One of the speakers, Elizabeth Loftus will present her research on the reliability of eyewitness testimony and the problem of false testimony using neuroscience techniques. Bill Smoler, who is one of the leading litigators on false memory cases, will also speak, likely about the recent case he just won against a therapist for “planting” false adolescent memories of abuse, in addition to his other cases in the area.
False memory cases, and other challenges to witness testimony using research from neuroscience are showing up with increasing frequency in legal opinions. Much of the emerging neuroscience research in this area presents a general assault on the reliability of eyewitness testimony. The case today narrows the focus to the reliability of eyewitness testimony when the witness has a prior brain injury.
Brain Injury and Eyewitness Testimony
Valentin v. Mazzuca, 2011 WL 65759 (W.D.N.Y. 2011)

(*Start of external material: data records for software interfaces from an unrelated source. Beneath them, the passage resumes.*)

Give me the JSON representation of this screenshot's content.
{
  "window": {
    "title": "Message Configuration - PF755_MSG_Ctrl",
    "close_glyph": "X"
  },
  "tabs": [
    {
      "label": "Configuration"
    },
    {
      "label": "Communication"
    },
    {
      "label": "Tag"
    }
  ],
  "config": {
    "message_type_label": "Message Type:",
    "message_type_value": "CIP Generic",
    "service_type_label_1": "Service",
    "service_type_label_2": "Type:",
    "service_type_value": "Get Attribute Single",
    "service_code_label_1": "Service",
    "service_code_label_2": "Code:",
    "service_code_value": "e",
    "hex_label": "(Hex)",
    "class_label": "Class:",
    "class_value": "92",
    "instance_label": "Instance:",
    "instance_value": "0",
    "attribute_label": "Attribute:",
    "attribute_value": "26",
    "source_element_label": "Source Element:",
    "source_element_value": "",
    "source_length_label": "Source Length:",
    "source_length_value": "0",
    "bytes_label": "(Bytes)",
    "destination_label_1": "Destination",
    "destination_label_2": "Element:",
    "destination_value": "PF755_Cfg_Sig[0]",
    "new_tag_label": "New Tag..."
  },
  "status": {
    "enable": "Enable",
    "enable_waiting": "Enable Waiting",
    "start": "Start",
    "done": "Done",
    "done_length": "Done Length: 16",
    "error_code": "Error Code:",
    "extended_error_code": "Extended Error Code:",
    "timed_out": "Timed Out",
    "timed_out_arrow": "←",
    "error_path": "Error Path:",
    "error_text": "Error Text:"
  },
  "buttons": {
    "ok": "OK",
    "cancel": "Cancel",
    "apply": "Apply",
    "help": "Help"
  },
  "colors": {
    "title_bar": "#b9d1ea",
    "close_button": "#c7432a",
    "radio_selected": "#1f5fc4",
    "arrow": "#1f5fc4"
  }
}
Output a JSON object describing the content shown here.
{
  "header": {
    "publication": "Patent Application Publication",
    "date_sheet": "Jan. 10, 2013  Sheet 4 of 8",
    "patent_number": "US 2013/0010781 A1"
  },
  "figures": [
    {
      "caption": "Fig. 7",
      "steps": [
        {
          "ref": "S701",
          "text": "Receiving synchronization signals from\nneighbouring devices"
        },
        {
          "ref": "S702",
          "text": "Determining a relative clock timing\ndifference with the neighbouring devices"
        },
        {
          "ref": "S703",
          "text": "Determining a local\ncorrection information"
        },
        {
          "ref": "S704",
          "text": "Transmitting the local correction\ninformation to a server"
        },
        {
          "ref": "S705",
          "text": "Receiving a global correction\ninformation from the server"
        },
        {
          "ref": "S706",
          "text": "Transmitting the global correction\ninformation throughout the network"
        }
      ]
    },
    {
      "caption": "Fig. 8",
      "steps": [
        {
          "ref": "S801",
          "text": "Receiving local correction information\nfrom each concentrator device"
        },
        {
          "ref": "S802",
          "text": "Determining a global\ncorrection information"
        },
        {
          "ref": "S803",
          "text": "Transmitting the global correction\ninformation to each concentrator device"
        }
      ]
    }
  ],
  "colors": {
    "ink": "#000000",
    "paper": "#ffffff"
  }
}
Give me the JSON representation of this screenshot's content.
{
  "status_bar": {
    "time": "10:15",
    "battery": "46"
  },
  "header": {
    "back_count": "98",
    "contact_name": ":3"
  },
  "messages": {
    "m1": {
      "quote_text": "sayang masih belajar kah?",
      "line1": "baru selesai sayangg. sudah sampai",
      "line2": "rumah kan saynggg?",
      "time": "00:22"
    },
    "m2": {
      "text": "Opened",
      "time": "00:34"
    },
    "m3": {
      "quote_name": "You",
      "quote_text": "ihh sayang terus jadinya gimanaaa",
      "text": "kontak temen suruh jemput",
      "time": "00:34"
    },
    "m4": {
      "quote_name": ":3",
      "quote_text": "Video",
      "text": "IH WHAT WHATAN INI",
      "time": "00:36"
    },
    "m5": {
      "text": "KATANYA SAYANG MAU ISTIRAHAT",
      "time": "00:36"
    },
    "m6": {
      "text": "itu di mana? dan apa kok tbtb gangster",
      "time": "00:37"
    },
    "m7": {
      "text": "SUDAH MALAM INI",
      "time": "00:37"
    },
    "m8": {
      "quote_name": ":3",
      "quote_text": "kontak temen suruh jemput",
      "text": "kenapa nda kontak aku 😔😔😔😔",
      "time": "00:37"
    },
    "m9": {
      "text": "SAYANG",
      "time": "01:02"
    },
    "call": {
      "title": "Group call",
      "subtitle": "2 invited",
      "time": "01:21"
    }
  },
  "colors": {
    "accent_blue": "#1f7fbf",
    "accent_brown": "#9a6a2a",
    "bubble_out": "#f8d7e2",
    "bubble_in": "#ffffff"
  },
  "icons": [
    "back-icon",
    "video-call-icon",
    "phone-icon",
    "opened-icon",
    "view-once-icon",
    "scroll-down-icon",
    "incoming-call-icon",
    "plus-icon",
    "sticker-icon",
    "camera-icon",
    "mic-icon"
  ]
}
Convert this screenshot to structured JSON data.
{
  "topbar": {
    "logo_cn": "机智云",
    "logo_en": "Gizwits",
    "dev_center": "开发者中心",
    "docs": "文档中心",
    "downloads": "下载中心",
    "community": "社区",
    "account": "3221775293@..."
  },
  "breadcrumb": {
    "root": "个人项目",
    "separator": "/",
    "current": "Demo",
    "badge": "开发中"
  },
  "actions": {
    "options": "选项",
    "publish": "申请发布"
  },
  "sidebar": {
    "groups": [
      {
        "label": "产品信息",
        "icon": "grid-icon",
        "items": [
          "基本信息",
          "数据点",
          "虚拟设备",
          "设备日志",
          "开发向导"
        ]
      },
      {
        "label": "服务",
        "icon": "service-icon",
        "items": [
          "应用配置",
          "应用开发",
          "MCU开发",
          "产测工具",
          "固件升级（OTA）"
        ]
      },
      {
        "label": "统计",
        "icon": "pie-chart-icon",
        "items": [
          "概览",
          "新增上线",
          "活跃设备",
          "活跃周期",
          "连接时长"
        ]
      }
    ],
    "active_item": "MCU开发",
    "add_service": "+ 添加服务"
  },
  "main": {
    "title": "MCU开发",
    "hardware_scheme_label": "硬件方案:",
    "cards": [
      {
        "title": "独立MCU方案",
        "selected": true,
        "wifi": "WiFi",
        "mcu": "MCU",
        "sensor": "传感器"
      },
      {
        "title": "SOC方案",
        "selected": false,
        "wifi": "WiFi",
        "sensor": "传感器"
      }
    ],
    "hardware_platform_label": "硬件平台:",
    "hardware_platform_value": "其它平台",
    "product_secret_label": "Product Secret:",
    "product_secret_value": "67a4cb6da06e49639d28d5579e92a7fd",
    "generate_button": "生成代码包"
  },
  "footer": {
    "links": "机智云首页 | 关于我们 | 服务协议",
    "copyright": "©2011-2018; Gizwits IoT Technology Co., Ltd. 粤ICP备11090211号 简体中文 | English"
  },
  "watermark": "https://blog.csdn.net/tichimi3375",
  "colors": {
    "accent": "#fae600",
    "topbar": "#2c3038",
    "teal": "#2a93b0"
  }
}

The petitioner, acting pro se, filed a petition for a writ of habeas corpus challenging the constitutionality of his detention in state custody as a result of a conviction on charges of robbery in the first degree. The petition was granted in part, and denied in part. The primary eyewitness in this case was an “innocent bystander” whom the trial court had ruled in related proceedings was so “unreliable due to lack of recall and a brain injury that he had suffered, that he should not be allowed to testify at any subsequent proceedings.” The eyewitness had suffered an eight-year-old brain injury that caused him to suffer blackouts because of stress. When questioned about his brain injury, the eyewitness testified that it was not severe and that although he had not taken his medication on the day of the robbery, he had no seizure and did not black out. On appeal, the petitioner raises a Brady violation that the prior criminal history of the eyewitness should have been disclosed. The appellate court found that because the eyewitness testimony was already on such shaky grounds because of his brain injury, that failure to disclose his prior criminal history to the accused constituted a Brady violation that could have been the straw that broke the camel’s back in his credibility to the jury.